Soft rolls with a "Medium Vienna Dough"
Medium Vienna Dough for Soft Rolls
This formula is from
“Inside the Jewish Bakery,” by Stanley Ginsberg and Norman Berg
As Interpreted by David M. Snyder
For those who don’t know, Vienna Dough is an enriched dough that can be used for breads but is most often used for rolls - onion rolls, double knot rolls, pletzel, kaiser rolls and more. Besides differences in shaping, toppings and fillings, the various rolls differ in two respects: First, the dough can be more or less enriched with eggs, oil and sweeteners. Second, the shaped rolls can be more or less fully proofed. So, for example, rolls like onion pockets and knotted rolls are made with younger doughs (less proofed) and a sweeter dough. Kaiser rolls, where you want a less sweet dough, a crisper, thinner crust and less oven spring so the decorative shaping is maintained are proofed more fully.
It should be noted that all of these products were made without dairy and are therefore kosher with either dairy or meat meals.
This recipe is for a “medium vienna dough” that is ideal for knotted rolls and onion rolls. I use it for sandwich rolls. It makes a dozen 3 oz rolls.
4 1/2 cups
1 1/4 cups
1 large + 1 for brushing
Dry or liquid malt
1 1/2 tsp
Seeds for topping the rolls
Note: I generally use all purpose flout with 11.7% protein. If you use a high gluten flour or if you substitute whole wheat flour for some of the bread flour, you will have to increase the water slightly to achieve the expected dough consistency which should be slightly tacky but not sticky.
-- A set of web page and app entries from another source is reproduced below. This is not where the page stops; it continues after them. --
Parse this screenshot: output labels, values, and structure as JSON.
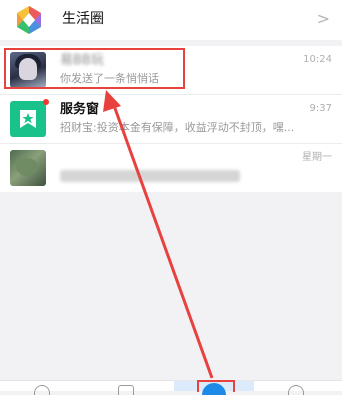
{
  "life_circle": {
    "label": "生活圈",
    "chevron": ">"
  },
  "chats": [
    {
      "name": "易BB玩",
      "preview": "你发送了一条悄悄话",
      "time": "10:24",
      "avatar": "anime-avatar",
      "name_blurred": true
    },
    {
      "name": "服务窗",
      "preview": "招财宝:投资本金有保障，收益浮动不封顶，嘿...",
      "time": "9:37",
      "avatar": "service-window-icon",
      "unread_dot": true
    },
    {
      "name": "",
      "preview": "",
      "time": "星期一",
      "avatar": "photo-avatar",
      "name_blurred": true
    }
  ],
  "colors": {
    "highlight_red": "#e8423f",
    "service_green": "#19c28a",
    "active_tab_blue": "#1e8ae8",
    "unread_red": "#f43530"
  },
  "tabs": [
    "home-tab",
    "koubei-tab",
    "friends-tab",
    "me-tab"
  ],
  "active_tab": "friends-tab"
}
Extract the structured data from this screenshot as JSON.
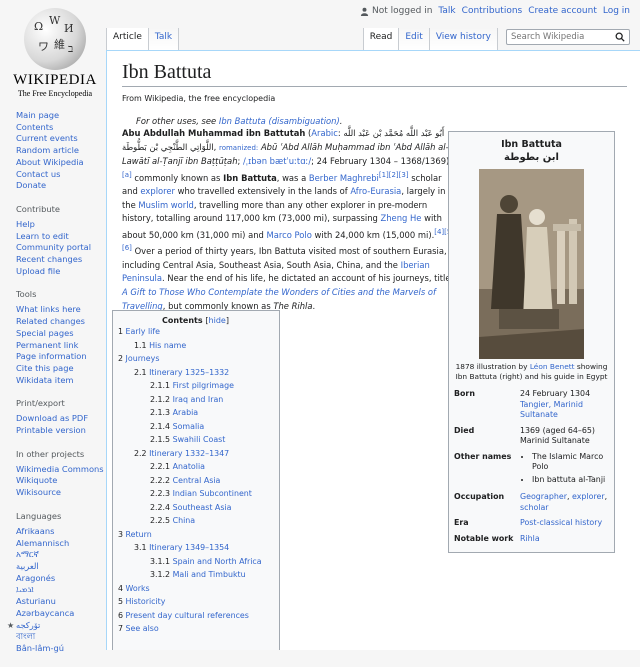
{
  "personal": {
    "not_logged_in": "Not logged in",
    "links": [
      "Talk",
      "Contributions",
      "Create account",
      "Log in"
    ]
  },
  "logo": {
    "wordmark": "WIKIPEDIA",
    "tagline": "The Free Encyclopedia"
  },
  "tabs": {
    "left": [
      {
        "label": "Article",
        "selected": true
      },
      {
        "label": "Talk",
        "selected": false
      }
    ],
    "right": [
      {
        "label": "Read",
        "selected": true
      },
      {
        "label": "Edit",
        "selected": false
      },
      {
        "label": "View history",
        "selected": false
      }
    ]
  },
  "search": {
    "placeholder": "Search Wikipedia"
  },
  "sidebar": {
    "main": [
      "Main page",
      "Contents",
      "Current events",
      "Random article",
      "About Wikipedia",
      "Contact us",
      "Donate"
    ],
    "contribute": {
      "heading": "Contribute",
      "items": [
        "Help",
        "Learn to edit",
        "Community portal",
        "Recent changes",
        "Upload file"
      ]
    },
    "tools": {
      "heading": "Tools",
      "items": [
        "What links here",
        "Related changes",
        "Special pages",
        "Permanent link",
        "Page information",
        "Cite this page",
        "Wikidata item"
      ]
    },
    "print": {
      "heading": "Print/export",
      "items": [
        "Download as PDF",
        "Printable version"
      ]
    },
    "projects": {
      "heading": "In other projects",
      "items": [
        "Wikimedia Commons",
        "Wikiquote",
        "Wikisource"
      ]
    },
    "languages": {
      "heading": "Languages",
      "items": [
        "Afrikaans",
        "Alemannisch",
        "አማርኛ",
        "العربية",
        "Aragonés",
        "ܐܪܡܝܐ",
        "Asturianu",
        "Azərbaycanca",
        "تۆرکجه",
        "বাংলা",
        "Bân-lâm-gú"
      ]
    }
  },
  "article": {
    "title": "Ibn Battuta",
    "tagline": "From Wikipedia, the free encyclopedia",
    "hatnote_prefix": "For other uses, see ",
    "hatnote_link": "Ibn Battuta (disambiguation)",
    "hatnote_suffix": ".",
    "lead": {
      "name_bold": "Abu Abdullah Muhammad ibn Battutah",
      "arabic_link": "Arabic",
      "arabic_text": "أَبُو عَبْد اللَّه مُحَمَّد بْن عَبْد اللَّه اللَّوَاتِي الطَّنْجِي بْن بَطُّوطَة",
      "romanized_label": "romanized:",
      "romanized_text": "Abū ʿAbd Allāh Muḥammad ibn ʿAbd Allāh al-Lawātī al-Ṭanjī ibn Baṭṭūṭah",
      "ipa": "/ˌɪbən bætˈuːtɑː/",
      "dates": "; 24 February 1304 – 1368/1369),",
      "ref_a": "[a]",
      "known_as": " commonly known as ",
      "known_bold": "Ibn Battuta",
      "was_a": ", was a ",
      "berber": "Berber",
      "maghrebi": "Maghrebi",
      "refs_1": "[1][2][3]",
      "scholar": " scholar and ",
      "explorer": "explorer",
      "travelled": " who travelled extensively in the lands of ",
      "afro": "Afro-Eurasia",
      "largely": ", largely in the ",
      "muslim_world": "Muslim world",
      "travelling": ", travelling more than any other explorer in pre-modern history, totalling around 117,000 km (73,000 mi), surpassing ",
      "zheng_he": "Zheng He",
      "with_about": " with about 50,000 km (31,000 mi) and ",
      "marco_polo": "Marco Polo",
      "with_24": " with 24,000 km (15,000 mi).",
      "refs_2": "[4][5][6]",
      "thirty": " Over a period of thirty years, Ibn Battuta visited most of southern Eurasia, including Central Asia, Southeast Asia, South Asia, China, and the ",
      "iberian": "Iberian Peninsula",
      "near_end": ". Near the end of his life, he dictated an account of his journeys, titled ",
      "gift": "A Gift to Those Who Contemplate the Wonders of Cities and the Marvels of Travelling",
      "commonly": ", but commonly known as ",
      "rihla": "The Rihla",
      "period": "."
    }
  },
  "infobox": {
    "title": "Ibn Battuta",
    "arabic_title": "ابن بطوطة",
    "caption_prefix": "1878 illustration by ",
    "caption_link": "Léon Benett",
    "caption_suffix": " showing Ibn Battuta (right) and his guide in Egypt",
    "rows": {
      "born_label": "Born",
      "born_date": "24 February 1304",
      "born_place": "Tangier, Marinid Sultanate",
      "died_label": "Died",
      "died_value": "1369 (aged 64–65)",
      "died_place": "Marinid Sultanate",
      "other_names_label": "Other names",
      "other_names": [
        "The Islamic Marco Polo",
        "Ibn battuta al-Tanji"
      ],
      "occupation_label": "Occupation",
      "occupation": [
        "Geographer",
        "explorer",
        "scholar"
      ],
      "era_label": "Era",
      "era": "Post-classical history",
      "notable_label": "Notable work",
      "notable": "Rihla"
    }
  },
  "toc": {
    "title": "Contents",
    "hide": "hide",
    "entries": [
      {
        "num": "1",
        "label": "Early life",
        "level": 1
      },
      {
        "num": "1.1",
        "label": "His name",
        "level": 2
      },
      {
        "num": "2",
        "label": "Journeys",
        "level": 1
      },
      {
        "num": "2.1",
        "label": "Itinerary 1325–1332",
        "level": 2
      },
      {
        "num": "2.1.1",
        "label": "First pilgrimage",
        "level": 3
      },
      {
        "num": "2.1.2",
        "label": "Iraq and Iran",
        "level": 3
      },
      {
        "num": "2.1.3",
        "label": "Arabia",
        "level": 3
      },
      {
        "num": "2.1.4",
        "label": "Somalia",
        "level": 3
      },
      {
        "num": "2.1.5",
        "label": "Swahili Coast",
        "level": 3
      },
      {
        "num": "2.2",
        "label": "Itinerary 1332–1347",
        "level": 2
      },
      {
        "num": "2.2.1",
        "label": "Anatolia",
        "level": 3
      },
      {
        "num": "2.2.2",
        "label": "Central Asia",
        "level": 3
      },
      {
        "num": "2.2.3",
        "label": "Indian Subcontinent",
        "level": 3
      },
      {
        "num": "2.2.4",
        "label": "Southeast Asia",
        "level": 3
      },
      {
        "num": "2.2.5",
        "label": "China",
        "level": 3
      },
      {
        "num": "3",
        "label": "Return",
        "level": 1
      },
      {
        "num": "3.1",
        "label": "Itinerary 1349–1354",
        "level": 2
      },
      {
        "num": "3.1.1",
        "label": "Spain and North Africa",
        "level": 3
      },
      {
        "num": "3.1.2",
        "label": "Mali and Timbuktu",
        "level": 3
      },
      {
        "num": "4",
        "label": "Works",
        "level": 1
      },
      {
        "num": "5",
        "label": "Historicity",
        "level": 1
      },
      {
        "num": "6",
        "label": "Present day cultural references",
        "level": 1
      },
      {
        "num": "7",
        "label": "See also",
        "level": 1
      }
    ]
  },
  "colors": {
    "link": "#3366cc",
    "text": "#202122",
    "border": "#a2a9b1",
    "muted": "#54595d"
  },
  "icons": [
    "user-icon",
    "search-icon",
    "wikipedia-globe-logo",
    "gear-icon"
  ]
}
If you use dry malt, treat it as a dry ingredient. If you use malt syrup, dissolve it in the water and then add the other wet ingredients.
1. Place the dry ingredients except the salt in the bowl of a stand mixer. Whisk them or use the paddle attachment to mix them together.
2. Mix the wet ingredients in a medium bowl.
3. Add the wet ingredients to the mixer bowl and mix with the paddle attachment at slow speed until all the flour is moistened. Add the salt and continue mixing for another minute.
4. Switch to the dough hook and mix at Speed 2 (on a KitchenAid Stand Mixer) until a medium gluten window is achieved (about 10 minutes).
5. Transfer the dough to the board and form a ball. Place the dough in a lightly oiled large bowl that can allow doubling of the dough volume. Cover the bowl.
6. Bulk ferment the dough in a warm place until it has doubled in volume. (45-60 minutes).
7. Transfer the dough to a lightly floured board. Divide it into 12 equal pieces of about 3 oz. each.
8. Form the pieces into balls, cover them with a towel and let them rest for 15-20 minutes.
9. Shape the pieces as desired - flat disks for hamburger buns, long rolls for sausages, ropes to make knotted rolls, etc.
10. Places the formed rolls onto baking sheets and cover them. (I use quarter sheet pans which hold 6 rolls each and put these in plastic bakery bags for proofing.)
11. Pre-heat your oven to 350ºF.
12. Mix an egg with a tsp of water to glaze the rolls. Get out any seeds you want to put on them.
13. Let the rolls proof 3/4 of the way. (If you poke a finger in one, the hole should fill in very slowly.)
14. Brush the rolls with the egg wash. Sprinkle each roll with seeds (optional).
15. Bake until lightly browned and fully baked. (12-15 minutes or a bit longer, depending on your oven).
16. Cool on a rack completely before serving.
These rolls freeze well. I wrap each in cling wrap and place them in a plastic bakery bag with a tie. Thaw in a 375ºF oven for about 7 minutes.